• Required action: Only the lines of the data holding the string "task" need to be returned.

Data records for software interfaces

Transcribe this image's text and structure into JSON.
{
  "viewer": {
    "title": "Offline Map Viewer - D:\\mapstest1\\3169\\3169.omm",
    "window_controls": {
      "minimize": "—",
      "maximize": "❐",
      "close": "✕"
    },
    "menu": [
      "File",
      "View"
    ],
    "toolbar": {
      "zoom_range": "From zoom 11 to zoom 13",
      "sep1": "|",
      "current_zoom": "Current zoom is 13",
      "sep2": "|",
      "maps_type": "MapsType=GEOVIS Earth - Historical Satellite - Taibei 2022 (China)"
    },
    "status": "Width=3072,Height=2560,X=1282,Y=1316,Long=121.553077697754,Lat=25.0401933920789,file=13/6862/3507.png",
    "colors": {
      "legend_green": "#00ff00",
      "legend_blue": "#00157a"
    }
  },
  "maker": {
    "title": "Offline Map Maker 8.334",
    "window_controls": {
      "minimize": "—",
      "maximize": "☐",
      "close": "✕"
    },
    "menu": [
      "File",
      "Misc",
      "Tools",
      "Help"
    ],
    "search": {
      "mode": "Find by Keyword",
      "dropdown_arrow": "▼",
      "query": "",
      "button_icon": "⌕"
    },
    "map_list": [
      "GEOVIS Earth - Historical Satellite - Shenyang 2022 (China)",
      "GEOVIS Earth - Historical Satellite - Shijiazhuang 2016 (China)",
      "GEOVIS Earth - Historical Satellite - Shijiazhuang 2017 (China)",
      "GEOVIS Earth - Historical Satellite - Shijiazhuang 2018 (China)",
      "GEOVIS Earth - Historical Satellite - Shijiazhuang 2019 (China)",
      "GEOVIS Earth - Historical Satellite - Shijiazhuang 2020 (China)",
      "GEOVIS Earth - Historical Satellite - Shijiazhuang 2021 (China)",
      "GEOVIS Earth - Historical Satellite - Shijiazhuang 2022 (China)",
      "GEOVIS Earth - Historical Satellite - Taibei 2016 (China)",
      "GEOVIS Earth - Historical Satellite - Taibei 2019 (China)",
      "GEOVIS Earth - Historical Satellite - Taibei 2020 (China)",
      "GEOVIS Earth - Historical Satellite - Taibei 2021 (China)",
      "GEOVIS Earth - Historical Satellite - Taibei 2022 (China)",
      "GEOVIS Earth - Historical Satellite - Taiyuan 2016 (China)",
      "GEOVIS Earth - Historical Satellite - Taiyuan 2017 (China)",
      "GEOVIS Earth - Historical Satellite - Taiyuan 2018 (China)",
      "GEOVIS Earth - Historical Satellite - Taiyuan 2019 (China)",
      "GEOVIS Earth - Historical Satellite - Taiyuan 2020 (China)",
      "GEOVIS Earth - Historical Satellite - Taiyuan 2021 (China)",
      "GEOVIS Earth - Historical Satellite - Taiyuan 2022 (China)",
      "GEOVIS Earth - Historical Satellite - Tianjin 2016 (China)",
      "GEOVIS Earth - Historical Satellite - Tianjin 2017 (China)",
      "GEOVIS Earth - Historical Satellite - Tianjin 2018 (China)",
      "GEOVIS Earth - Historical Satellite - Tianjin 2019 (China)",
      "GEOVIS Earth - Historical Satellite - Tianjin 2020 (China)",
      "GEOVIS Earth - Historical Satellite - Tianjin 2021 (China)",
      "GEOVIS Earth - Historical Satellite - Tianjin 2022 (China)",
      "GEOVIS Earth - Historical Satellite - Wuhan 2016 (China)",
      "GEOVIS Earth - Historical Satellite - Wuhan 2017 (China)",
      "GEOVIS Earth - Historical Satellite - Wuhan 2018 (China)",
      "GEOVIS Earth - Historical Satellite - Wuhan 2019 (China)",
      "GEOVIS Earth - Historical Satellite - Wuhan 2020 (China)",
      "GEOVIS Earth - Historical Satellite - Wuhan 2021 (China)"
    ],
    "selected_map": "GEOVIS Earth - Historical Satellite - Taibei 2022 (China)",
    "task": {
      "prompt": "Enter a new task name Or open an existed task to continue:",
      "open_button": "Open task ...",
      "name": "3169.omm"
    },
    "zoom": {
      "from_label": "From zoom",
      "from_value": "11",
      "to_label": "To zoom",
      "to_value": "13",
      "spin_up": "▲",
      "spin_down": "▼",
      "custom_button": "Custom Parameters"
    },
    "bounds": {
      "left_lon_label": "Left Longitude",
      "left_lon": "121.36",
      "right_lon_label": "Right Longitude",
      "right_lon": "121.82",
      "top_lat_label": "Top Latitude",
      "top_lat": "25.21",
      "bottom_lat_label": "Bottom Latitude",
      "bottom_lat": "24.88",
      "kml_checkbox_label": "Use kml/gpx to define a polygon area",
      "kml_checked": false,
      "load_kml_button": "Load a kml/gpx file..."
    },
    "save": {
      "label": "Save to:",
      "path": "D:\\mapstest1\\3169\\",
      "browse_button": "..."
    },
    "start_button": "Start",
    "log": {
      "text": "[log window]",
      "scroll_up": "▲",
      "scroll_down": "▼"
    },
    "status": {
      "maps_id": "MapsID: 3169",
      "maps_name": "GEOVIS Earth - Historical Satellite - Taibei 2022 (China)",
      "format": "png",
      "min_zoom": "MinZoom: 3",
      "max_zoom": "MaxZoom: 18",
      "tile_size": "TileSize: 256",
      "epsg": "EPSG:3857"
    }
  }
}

• Result:
    "task": {
      "prompt": "Enter a new task name Or open an existed task to continue:",
      "open_button": "Open task ...",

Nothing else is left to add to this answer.